Look for a board-certified Fluency Specialist at http://www.stutteringspecialists.org/specialists_list.html. There are about 100,000 speech-language pathologists in the United States, of which less than 500 are Fluency Specialists. Speech-language pathologists are trained in a wide variety of disorders. Most speech-language pathologists had one class, or maybe half of a class, in fluency disorders. Many speech-language pathologists have no training or experience with stuttering.

The Stuttering Foundation of America ((http://www.stutteringhelp.org) or 800/992-9392) also has a list of recommended speech pathologists.

Or attend your local National Stuttering Association (http://www.nsastutter.org/ or 800/364-1677) support group, and ask people to recommend a speech pathologist.

If you have a serious complaint against a speech pathologist, call the American Speech-Language Hearing Association at (301) 897-5700.

Paying for Stuttering Therapy[edit]

Speech pathologists usually charge between $60 and $120 per hour.
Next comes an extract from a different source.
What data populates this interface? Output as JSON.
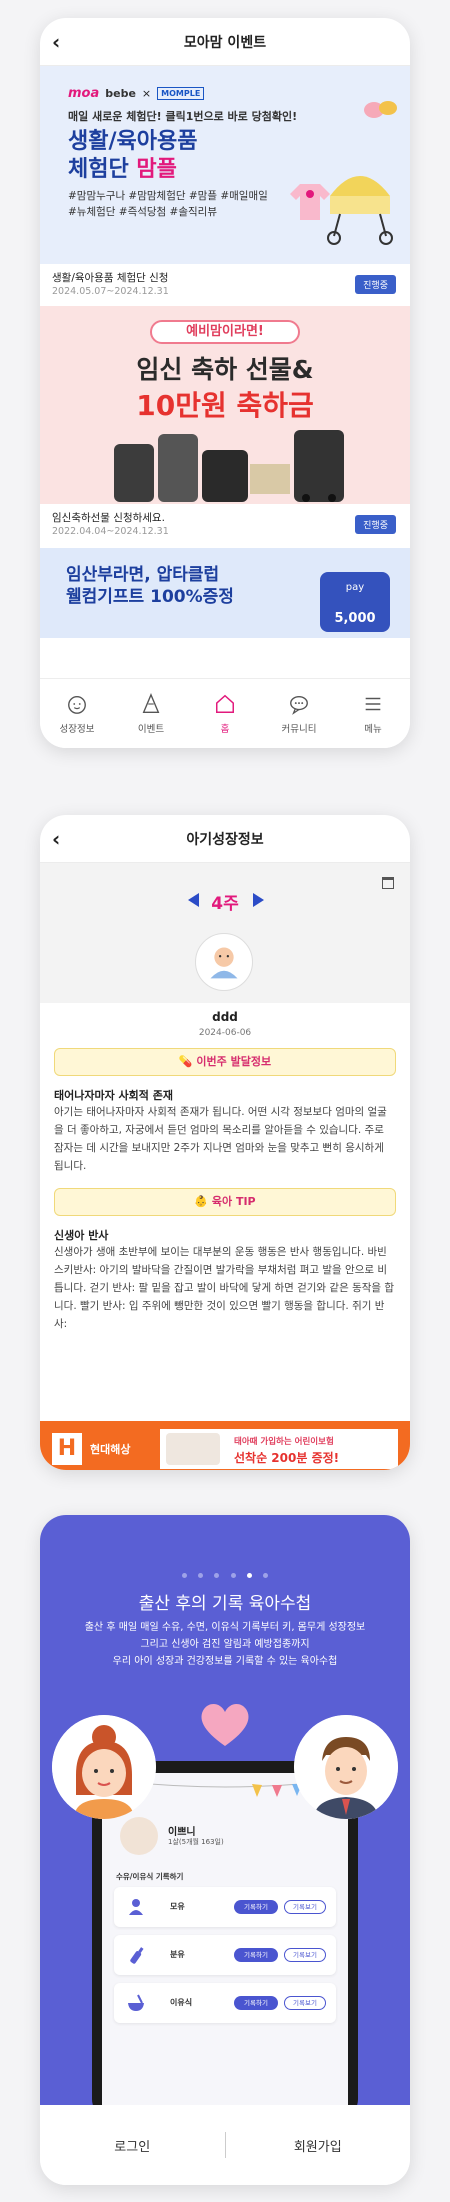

You may go two hours a week, for a few months, then one hour a week for a few more months, depending on your severity and progress. Your speech clinic may also have group therapy sessions, for about $25 for two hours. You usually do the group therapy for maintenance, after a few months of individual therapy. The total bill may be $2500 to $5000.

Few health insurance carriers pay for stuttering therapy. They may say that stuttering is a pre-existing condition, or that stuttering is not a medical condition.

Federal law requires that public schools provide speech therapy for children as young as three. In some states, this may continue up to 21, if you're in college.

If you are unemployed, you may get stuttering therapy paid by your state's vocational rehabilitation. If you are employed, ask your employer to pay part of your therapy costs.

Most Speech-Language Pathologists Don't Like Stuttering[edit]

One of the sad things about stuttering, that sad disorder of the human race, is that its victims far too often find themselves in the hands of a naïve rather than incompetent therapist.
—Charles Van Riper

The American Speech-Language Hearing Association (ASHA) asked speech-language pathologists to rank 20 speech disorders in order of preference. Childhood stuttering was ranked in the middle. Adult stuttering was at the bottom. Speech pathologists dislike adult stuttering because they know little about it. Their lack of training makes them uncomfortable in treating stuttering. You may be the first stutterer your speech pathologist has ever seen.

A speech pathology professor wrote on the Internet:

One of my students came to me and asked if I was serious about wanting them to go out and stutter [for a day]. She didn't want to do that. Another said she was sweating it out too…I had difficulty getting students to fake stuttering to get the feeling people who stutter have every day.